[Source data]
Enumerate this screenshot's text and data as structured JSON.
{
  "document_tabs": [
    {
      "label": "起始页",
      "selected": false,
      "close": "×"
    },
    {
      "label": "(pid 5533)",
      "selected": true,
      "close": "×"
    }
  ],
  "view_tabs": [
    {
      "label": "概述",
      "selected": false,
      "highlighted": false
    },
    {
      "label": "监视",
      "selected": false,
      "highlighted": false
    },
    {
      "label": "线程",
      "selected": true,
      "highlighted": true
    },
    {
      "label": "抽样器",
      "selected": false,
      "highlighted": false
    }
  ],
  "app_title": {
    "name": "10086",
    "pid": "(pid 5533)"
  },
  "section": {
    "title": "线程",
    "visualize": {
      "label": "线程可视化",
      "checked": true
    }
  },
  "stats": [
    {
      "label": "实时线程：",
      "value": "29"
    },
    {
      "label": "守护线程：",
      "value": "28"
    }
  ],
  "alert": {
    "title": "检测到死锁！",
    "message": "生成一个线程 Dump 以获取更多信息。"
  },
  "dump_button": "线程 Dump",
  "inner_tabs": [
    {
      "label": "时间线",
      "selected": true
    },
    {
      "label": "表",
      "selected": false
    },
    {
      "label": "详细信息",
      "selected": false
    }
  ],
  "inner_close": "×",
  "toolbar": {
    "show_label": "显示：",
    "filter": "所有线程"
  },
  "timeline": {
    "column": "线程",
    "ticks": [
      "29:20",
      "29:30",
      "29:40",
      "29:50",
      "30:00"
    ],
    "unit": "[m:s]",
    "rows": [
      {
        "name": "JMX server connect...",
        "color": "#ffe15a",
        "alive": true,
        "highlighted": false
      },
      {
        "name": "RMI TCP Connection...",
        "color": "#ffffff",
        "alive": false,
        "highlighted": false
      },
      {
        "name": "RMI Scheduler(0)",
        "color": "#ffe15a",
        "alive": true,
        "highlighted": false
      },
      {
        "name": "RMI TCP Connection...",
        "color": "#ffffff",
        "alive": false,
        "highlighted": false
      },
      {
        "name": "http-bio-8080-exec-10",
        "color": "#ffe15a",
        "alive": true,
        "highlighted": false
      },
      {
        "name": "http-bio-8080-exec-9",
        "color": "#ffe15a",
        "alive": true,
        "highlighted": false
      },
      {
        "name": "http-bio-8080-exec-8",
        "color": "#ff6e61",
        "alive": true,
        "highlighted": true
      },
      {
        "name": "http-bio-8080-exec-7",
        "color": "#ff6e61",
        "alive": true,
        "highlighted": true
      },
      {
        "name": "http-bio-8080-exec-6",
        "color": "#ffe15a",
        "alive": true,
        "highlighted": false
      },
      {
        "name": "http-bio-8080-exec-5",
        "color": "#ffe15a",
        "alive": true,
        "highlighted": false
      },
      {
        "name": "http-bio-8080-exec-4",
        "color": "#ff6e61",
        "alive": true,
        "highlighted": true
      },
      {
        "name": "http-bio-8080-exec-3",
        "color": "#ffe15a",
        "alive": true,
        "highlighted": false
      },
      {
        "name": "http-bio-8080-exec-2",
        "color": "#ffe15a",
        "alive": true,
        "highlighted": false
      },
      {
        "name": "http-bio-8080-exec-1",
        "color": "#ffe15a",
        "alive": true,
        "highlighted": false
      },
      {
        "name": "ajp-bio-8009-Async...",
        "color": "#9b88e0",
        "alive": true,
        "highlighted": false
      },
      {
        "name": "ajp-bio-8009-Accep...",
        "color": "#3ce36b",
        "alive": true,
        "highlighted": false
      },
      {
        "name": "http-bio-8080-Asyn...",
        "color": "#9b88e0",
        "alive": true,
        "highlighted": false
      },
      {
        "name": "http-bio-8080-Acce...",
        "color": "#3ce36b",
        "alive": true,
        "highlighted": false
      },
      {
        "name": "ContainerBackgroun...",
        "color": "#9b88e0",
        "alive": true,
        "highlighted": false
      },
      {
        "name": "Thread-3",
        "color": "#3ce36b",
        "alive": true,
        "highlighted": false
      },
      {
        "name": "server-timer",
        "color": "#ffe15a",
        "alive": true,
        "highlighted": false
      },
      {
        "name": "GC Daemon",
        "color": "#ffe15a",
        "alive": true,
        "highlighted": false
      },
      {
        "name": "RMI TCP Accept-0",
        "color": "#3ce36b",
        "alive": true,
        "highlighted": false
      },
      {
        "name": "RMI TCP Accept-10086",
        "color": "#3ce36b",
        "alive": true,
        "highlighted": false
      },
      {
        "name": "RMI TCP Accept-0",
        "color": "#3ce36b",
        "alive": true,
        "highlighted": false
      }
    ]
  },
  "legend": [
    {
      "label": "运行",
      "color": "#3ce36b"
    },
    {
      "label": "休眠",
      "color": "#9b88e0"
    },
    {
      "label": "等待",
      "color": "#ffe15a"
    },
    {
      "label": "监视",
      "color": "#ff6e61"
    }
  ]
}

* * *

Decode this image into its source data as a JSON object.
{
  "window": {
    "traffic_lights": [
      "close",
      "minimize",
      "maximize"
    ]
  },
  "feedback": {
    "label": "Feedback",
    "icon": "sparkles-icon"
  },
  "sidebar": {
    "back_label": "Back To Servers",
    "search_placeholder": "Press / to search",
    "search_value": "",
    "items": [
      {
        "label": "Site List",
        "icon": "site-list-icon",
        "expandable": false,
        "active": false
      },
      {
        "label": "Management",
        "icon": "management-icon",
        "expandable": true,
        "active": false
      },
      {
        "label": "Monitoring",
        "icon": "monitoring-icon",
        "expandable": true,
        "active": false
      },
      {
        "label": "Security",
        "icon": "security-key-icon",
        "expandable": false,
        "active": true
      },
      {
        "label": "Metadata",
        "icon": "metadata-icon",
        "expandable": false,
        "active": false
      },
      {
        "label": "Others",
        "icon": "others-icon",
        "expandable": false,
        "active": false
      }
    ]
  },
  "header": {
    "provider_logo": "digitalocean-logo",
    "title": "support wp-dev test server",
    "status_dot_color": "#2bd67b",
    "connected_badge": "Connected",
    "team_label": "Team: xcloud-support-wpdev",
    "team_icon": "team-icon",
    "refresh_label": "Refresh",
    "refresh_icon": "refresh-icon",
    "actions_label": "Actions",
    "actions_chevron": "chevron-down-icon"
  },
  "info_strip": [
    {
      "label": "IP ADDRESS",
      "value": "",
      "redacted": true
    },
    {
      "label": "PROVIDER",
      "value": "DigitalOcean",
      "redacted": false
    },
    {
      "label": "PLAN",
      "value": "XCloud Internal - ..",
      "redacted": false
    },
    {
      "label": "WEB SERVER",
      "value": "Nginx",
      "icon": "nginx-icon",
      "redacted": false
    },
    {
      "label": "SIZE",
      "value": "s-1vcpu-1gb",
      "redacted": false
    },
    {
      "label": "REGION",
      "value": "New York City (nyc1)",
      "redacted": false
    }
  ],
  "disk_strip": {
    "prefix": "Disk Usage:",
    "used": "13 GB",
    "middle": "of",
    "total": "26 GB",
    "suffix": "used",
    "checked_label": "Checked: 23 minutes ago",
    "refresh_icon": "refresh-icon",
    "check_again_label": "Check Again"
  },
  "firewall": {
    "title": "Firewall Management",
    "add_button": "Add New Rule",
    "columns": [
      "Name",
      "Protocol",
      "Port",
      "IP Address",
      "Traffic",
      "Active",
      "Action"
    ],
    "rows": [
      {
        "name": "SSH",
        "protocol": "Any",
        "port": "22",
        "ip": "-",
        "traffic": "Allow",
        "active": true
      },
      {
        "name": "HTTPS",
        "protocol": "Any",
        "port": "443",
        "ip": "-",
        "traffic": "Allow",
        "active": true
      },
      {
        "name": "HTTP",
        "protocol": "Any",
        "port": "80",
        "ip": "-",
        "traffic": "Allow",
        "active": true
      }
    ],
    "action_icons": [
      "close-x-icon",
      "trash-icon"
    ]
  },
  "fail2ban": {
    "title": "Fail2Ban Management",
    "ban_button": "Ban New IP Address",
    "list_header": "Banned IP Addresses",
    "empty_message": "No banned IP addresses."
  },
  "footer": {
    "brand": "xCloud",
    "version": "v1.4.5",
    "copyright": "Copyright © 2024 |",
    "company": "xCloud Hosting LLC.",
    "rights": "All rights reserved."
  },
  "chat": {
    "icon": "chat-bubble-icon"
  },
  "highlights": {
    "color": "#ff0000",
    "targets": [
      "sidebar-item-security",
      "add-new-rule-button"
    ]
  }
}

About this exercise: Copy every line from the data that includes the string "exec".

Solution to the problem:
        "name": "http-bio-8080-exec-10",
        "name": "http-bio-8080-exec-9",
        "name": "http-bio-8080-exec-8",
        "name": "http-bio-8080-exec-7",
        "name": "http-bio-8080-exec-6",
        "name": "http-bio-8080-exec-5",
        "name": "http-bio-8080-exec-4",
        "name": "http-bio-8080-exec-3",
        "name": "http-bio-8080-exec-2",
        "name": "http-bio-8080-exec-1",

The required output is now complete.